What makes a woman born in Illinois on this day in 1944, educated in Minnesota and resident of New Mexico since 1984 eligible for a City of Women subway stop designation? I couldn’t wait to get up this morning to tell you!
Hammond was a trailblazer of the 1970s feminist art movement in New York, an experience which served as launching pad for a fifty year career as artist, feminist, activist, curator, academic and scholar.
1970s New York also proved personally liberating. “I was an artist before I was a lesbian. I came out through my art and the feminist movement.”
She was co-founder of A.I.R., the first women’s cooperative art gallery in New York. “The group” got together to present their work [always called “work” rather than art], understand what it meant [consciousness raising] and critique one another. At the time, it was hugely radical because it was a kind of stepping outside the masculine painting sites where women as makers or subjects were not really welcome. And they said we don’t care. “We did as much damage as we could.” Air Gallery is still going strong.
The Group began looking back to gendered creative traditions that had been erased or ignored or devalued. Hammond started working with old rags, cast-offs, remnants, worn out bedding. She describes the process: I’d dip strips of fabric into acrylic paint and throw them down on the floor. Then began to tie them, knot them, stitch them together, maybe paint on them some more and began to build forms out of these fragments of fabric that came from the women in my life.”
She literally put the women in her life in the work.
It was an additive process.

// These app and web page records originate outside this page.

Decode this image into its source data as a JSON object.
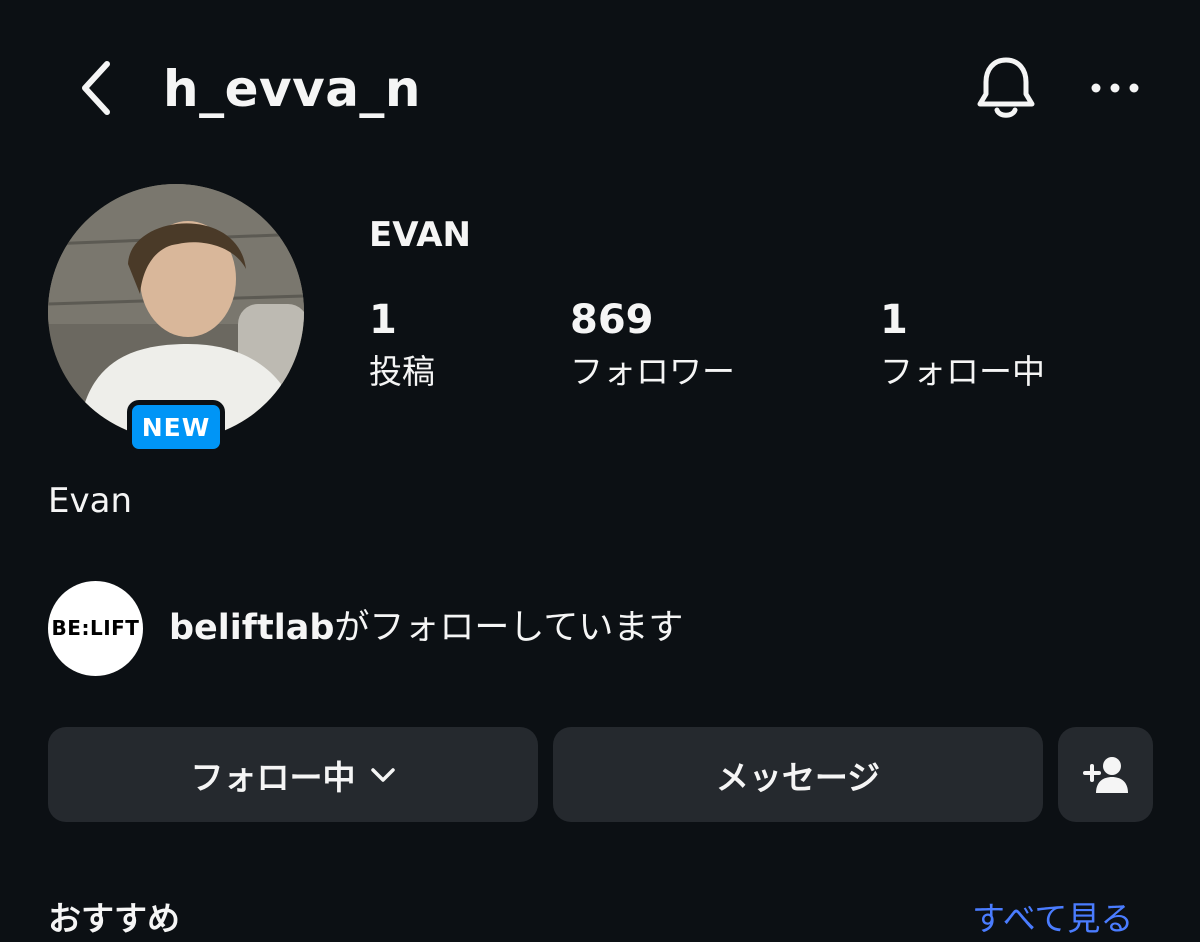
{
  "header": {
    "username": "h_evva_n",
    "back_icon": "chevron-left-icon",
    "bell_icon": "bell-icon",
    "more_icon": "ellipsis-icon"
  },
  "profile": {
    "badge": "NEW",
    "display_name": "EVAN",
    "stats": [
      {
        "count": "1",
        "label": "投稿"
      },
      {
        "count": "869",
        "label": "フォロワー"
      },
      {
        "count": "1",
        "label": "フォロー中"
      }
    ],
    "bio_name": "Evan"
  },
  "followed_by": {
    "avatar_text": "BE:LIFT",
    "account": "beliftlab",
    "text": "がフォローしています"
  },
  "actions": {
    "following_label": "フォロー中",
    "message_label": "メッセージ",
    "add_user_icon": "add-user-icon"
  },
  "suggestions": {
    "title": "おすすめ",
    "see_all": "すべて見る"
  },
  "colors": {
    "background": "#0c1014",
    "button": "#25292e",
    "badge": "#0095f6",
    "link": "#4a7cff"
  }
}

There was power, a presence in the accumulation of things. “It’s intentional that the seams show, that we see things are pieced together. I don’t like digital seamlessness. Piecing, patching, fraying, layering, suturing are loaded with meaning.”

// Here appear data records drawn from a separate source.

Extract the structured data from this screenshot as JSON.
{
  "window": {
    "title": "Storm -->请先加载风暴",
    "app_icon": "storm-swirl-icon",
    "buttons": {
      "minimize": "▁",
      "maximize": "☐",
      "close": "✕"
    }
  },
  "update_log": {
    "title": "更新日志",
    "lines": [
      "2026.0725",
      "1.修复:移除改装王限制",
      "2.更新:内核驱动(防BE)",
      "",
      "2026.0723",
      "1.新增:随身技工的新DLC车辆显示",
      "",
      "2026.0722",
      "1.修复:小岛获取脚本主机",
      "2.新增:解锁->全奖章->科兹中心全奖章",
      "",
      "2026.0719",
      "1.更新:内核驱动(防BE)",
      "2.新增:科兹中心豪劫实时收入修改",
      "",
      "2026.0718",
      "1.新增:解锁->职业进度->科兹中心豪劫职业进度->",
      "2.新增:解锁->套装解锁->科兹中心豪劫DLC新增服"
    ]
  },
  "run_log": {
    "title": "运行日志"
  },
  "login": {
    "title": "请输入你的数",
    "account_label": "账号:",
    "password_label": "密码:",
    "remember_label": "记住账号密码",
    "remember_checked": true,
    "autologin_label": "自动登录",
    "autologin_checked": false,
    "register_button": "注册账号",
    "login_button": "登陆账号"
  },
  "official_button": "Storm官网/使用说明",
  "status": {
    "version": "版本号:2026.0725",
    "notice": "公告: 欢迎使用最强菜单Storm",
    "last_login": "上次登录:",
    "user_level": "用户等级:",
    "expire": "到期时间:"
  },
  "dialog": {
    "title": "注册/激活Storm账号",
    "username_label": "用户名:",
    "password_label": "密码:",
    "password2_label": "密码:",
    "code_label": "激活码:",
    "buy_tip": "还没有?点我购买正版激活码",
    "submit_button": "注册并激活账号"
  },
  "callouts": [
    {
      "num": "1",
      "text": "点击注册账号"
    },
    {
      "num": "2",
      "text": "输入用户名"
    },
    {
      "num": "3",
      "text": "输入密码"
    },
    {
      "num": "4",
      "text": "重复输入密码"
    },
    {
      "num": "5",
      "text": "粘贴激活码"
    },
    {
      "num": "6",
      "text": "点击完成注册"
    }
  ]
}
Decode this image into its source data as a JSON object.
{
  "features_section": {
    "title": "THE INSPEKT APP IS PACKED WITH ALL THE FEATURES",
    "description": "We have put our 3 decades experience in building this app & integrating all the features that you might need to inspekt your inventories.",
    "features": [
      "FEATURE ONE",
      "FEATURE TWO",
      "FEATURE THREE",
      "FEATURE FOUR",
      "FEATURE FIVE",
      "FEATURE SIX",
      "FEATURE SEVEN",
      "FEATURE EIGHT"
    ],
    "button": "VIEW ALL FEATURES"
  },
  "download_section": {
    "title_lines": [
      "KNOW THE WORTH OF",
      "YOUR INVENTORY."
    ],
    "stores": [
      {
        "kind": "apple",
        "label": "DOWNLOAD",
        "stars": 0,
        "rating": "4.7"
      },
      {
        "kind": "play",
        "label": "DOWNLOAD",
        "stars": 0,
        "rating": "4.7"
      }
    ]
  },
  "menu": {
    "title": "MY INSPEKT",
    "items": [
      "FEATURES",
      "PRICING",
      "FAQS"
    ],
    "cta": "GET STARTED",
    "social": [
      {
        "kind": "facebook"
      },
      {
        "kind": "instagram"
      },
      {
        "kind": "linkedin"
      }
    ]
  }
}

Hammond has had more than 30 solo exhibitions but her first retrospective wasn’t held until last year at The Aldrich.